_Records provided_:
=== Section Start ===
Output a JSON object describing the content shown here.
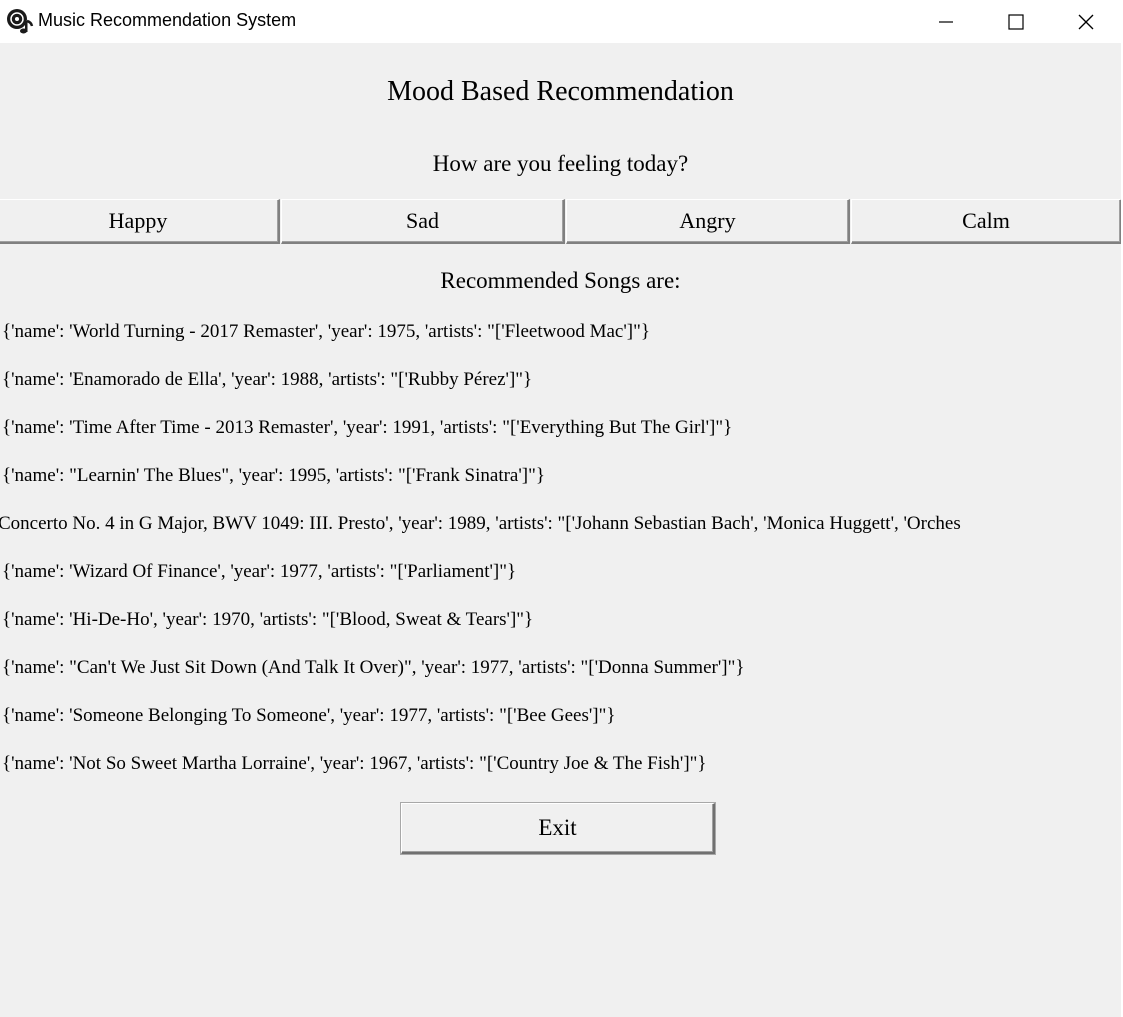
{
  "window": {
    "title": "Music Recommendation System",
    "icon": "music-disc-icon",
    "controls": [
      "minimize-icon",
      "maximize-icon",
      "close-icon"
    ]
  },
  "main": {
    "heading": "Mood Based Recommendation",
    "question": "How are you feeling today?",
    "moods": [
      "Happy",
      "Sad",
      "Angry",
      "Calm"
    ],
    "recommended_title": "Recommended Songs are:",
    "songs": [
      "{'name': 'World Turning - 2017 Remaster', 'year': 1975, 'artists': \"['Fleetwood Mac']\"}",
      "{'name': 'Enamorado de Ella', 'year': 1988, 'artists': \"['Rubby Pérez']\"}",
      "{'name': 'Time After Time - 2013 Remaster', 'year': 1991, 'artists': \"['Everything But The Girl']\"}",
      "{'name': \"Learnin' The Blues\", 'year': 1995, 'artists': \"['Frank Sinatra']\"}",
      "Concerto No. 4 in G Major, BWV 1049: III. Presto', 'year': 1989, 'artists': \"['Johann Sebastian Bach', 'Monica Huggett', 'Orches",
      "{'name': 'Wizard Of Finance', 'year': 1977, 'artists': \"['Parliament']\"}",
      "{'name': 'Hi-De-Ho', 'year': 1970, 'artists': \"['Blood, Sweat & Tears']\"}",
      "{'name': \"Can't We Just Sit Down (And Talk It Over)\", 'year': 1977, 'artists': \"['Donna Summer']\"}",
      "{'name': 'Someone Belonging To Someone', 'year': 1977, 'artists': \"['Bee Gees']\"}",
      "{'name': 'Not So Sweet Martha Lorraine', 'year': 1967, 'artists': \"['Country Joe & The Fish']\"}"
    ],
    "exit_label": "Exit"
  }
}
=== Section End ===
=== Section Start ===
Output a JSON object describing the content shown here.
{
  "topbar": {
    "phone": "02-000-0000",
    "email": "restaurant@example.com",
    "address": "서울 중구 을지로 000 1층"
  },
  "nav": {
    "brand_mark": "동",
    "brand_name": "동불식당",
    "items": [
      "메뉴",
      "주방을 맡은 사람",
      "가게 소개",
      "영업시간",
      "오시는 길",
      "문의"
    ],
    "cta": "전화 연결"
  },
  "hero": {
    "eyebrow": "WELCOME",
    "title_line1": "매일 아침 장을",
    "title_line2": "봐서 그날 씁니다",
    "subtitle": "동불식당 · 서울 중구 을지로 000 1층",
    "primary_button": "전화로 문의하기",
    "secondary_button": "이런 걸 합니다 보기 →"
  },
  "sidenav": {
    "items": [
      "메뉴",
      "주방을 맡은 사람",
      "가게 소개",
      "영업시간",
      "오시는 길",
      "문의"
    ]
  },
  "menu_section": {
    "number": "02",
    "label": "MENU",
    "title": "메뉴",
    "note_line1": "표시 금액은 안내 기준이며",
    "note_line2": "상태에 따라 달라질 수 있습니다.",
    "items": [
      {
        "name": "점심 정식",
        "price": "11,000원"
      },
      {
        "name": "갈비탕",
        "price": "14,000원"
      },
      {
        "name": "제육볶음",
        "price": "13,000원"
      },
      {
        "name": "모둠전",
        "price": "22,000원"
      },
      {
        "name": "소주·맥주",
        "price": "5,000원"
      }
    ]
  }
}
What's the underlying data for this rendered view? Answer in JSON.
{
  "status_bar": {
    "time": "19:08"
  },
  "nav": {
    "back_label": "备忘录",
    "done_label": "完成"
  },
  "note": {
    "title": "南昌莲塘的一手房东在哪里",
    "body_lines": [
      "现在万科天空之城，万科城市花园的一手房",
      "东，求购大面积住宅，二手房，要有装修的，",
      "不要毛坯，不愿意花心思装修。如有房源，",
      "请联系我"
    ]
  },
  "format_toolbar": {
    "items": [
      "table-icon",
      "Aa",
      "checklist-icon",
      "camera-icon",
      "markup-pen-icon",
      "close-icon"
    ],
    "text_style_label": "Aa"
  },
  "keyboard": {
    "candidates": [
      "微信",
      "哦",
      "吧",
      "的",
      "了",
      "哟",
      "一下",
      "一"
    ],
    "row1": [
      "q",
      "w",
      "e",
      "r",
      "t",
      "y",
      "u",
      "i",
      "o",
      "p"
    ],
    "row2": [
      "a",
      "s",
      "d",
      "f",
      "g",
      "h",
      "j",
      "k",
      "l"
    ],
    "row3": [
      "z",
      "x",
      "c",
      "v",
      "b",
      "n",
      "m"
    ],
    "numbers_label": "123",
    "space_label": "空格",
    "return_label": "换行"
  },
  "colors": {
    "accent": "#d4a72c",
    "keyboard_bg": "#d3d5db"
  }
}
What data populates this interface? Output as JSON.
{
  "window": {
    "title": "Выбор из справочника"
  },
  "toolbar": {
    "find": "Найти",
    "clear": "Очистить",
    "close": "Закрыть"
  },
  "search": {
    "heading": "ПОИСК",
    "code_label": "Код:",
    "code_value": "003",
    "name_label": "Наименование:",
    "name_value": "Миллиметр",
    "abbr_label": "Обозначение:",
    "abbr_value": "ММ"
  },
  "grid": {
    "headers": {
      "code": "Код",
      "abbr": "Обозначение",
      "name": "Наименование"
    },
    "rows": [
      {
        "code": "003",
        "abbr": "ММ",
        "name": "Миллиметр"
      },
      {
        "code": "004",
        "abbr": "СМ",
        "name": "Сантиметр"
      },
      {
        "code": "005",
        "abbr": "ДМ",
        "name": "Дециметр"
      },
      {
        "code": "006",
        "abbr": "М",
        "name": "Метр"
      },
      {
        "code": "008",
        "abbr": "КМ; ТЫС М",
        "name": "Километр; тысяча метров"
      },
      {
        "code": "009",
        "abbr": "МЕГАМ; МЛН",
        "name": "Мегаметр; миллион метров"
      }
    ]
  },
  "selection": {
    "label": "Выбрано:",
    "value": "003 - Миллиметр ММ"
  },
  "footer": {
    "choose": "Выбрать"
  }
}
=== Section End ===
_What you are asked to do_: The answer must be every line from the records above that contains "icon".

_Exercise output_:
    "icon": "music-disc-icon",
      "minimize-icon",
      "maximize-icon",
      "close-icon"
      "table-icon",
      "checklist-icon",
      "camera-icon",
      "markup-pen-icon",
      "close-icon"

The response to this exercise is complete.